Satish & Malini
World renowned surgeons
Told their unborn daughter had a rare lung condition that could eventually trigger a deadly infection or cancer, Satish Gadi and Malini Dasari wished they would wake up from the nightmare. But the Baton Rouge couple soon found themselves struggling with reality - this time, from the other side of the exam table.
Both medical doctors, Satish and Malini eventually realized they weren’t getting the skilled care they wanted from their local physicians, whose advice kept changing and delaying the surgery their baby needed.
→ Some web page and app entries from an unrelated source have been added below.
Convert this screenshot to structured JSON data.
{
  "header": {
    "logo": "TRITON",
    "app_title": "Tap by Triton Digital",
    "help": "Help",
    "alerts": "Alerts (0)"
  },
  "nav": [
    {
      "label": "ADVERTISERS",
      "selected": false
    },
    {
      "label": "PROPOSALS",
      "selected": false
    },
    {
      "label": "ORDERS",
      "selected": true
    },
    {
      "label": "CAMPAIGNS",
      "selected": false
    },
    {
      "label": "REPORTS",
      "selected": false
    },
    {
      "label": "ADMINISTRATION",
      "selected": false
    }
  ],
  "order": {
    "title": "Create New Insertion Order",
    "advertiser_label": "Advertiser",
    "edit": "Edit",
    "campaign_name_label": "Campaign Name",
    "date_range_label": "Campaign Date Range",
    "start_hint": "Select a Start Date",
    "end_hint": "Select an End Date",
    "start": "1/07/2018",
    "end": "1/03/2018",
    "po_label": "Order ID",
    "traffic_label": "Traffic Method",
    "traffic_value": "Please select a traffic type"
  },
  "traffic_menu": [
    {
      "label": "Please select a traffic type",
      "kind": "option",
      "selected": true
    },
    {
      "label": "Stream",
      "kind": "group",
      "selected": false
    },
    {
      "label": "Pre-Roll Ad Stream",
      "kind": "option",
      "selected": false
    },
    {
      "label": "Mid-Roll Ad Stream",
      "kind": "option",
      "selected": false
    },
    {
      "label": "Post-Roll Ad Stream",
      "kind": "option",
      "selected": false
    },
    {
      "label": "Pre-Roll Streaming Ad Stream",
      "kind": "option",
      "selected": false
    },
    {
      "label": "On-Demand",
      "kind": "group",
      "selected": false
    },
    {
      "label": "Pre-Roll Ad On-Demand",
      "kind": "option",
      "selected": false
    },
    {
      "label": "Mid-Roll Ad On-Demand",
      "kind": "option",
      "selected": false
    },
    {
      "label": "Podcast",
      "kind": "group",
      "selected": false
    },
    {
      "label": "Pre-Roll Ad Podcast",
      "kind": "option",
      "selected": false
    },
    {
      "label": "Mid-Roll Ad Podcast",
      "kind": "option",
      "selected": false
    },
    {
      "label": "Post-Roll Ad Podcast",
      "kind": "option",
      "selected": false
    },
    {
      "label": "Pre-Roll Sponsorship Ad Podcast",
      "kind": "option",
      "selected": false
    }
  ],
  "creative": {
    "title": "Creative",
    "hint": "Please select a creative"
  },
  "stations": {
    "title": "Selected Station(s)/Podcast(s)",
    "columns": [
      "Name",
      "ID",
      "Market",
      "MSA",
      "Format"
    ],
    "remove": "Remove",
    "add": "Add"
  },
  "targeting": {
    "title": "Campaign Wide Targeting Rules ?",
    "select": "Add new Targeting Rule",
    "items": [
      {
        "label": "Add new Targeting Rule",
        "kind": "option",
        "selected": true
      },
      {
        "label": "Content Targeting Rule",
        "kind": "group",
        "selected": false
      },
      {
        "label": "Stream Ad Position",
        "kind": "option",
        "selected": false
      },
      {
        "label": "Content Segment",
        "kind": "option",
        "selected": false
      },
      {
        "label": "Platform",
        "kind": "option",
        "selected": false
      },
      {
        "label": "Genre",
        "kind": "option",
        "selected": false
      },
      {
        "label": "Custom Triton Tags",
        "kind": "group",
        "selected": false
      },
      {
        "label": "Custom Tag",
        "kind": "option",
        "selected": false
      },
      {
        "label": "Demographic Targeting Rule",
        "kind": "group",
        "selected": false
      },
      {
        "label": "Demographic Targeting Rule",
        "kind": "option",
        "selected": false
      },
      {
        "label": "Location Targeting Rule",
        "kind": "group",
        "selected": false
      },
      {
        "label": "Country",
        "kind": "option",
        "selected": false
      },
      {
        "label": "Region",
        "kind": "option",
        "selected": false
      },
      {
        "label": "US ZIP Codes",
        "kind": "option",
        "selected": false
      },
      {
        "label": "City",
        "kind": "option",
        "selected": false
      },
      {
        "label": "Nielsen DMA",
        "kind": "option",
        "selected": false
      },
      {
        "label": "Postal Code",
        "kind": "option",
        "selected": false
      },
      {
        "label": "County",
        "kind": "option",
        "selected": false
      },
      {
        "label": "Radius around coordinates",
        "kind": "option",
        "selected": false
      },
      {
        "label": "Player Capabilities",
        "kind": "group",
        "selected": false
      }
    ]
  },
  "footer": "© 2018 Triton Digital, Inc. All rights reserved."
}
So the parents set out on a search, scouring the internet and asking multiple colleagues from reputable pediatric hospitals across the country for the top experts in the field.
“I told them I want to do everything I can to give our daughter the best possible surgeon with the best possible care,” says Satish, a cardiologist, whose daughter, Samaina (Sunny) has congenital pulmonary adenomatoid malformation (CPAM), a condition that promotes cysts in one or more of the lungs’ five lobes. Both parents repeatedly heard the same answer: Dr. Steven Rothenberg.
The parents soon learned that Dr. Rothenberg, chief of pediatric surgery at the Rocky Mountain Hospital for Children at Presbyterian/St. Luke’s (P/SL), had performed multiple lobectomies on infants with Sunny’s condition. Moreover, he designed and teaches the minimally-invasive techniques he uses for various chest and abdominal surgeries, even helping engineers fabricate his own advanced tools.
“Dr. Rothenberg performs this surgery all over the world,” says Malini, a rheumatologist. Set on minimally-invasive surgery, Sunny’s parents learned that Rothenberg’s technique and tools resulted in the tiniest scars, with the biggest of three incisions smaller than a dime. By opting for minimally-invasive rather than open-chest surgery, the chances of post-operative and long-term complications are diminished and her baby’s pain and recovery period reduced, Malini says.
Dr. Rothenberg’s record with the complex procedure, which requires cutting vessels and arteries around the heart and lungs to remove a diseased lobe, was another convincing piece in the parents’ decision. “He has not had to do a conversion in more than 10 years,” Satish says, referring to when something goes wrong during thoracoscopic surgery and a surgeon must convert to open surgery.
Certain they had the right person, Satish sent a CT scan and letter to Dr. Rothenberg, who called him the next day. “I was totally blown away that this guy who is world-renowned had taken the time to review the CD’s that a stranger had sent him and give me a call,” Satish says. The compassion and expertise of Dr. Rothenberg and the entire crew at Rocky Mountain Hospital for Children at P/SL made the experience exceptional, Satish says. “Everyone, from the anesthesiologist to the nurses, was so incredibly well-trained and competent in what they were doing.”
Sunny, who was discharged the day after surgery, should have no limitations, as her young lung grows and compensates for the missing lobe. “She was up and playing in the playroom less than 24 hours later,” Malini says. “If anything, she’s more active.” Satish says he and his wife are beyond grateful for their baby’s care. “It was like an absolute fairy tale for us.”
Dr. Saundra Kay and Dr. Kristen Shipman partner with Dr. Rothenberg at the Rocky Mountain Pediatric Surgery clinic. This team of skilled surgeons work together to provide the highest quality care possible to young patients with a minimally invasive approach.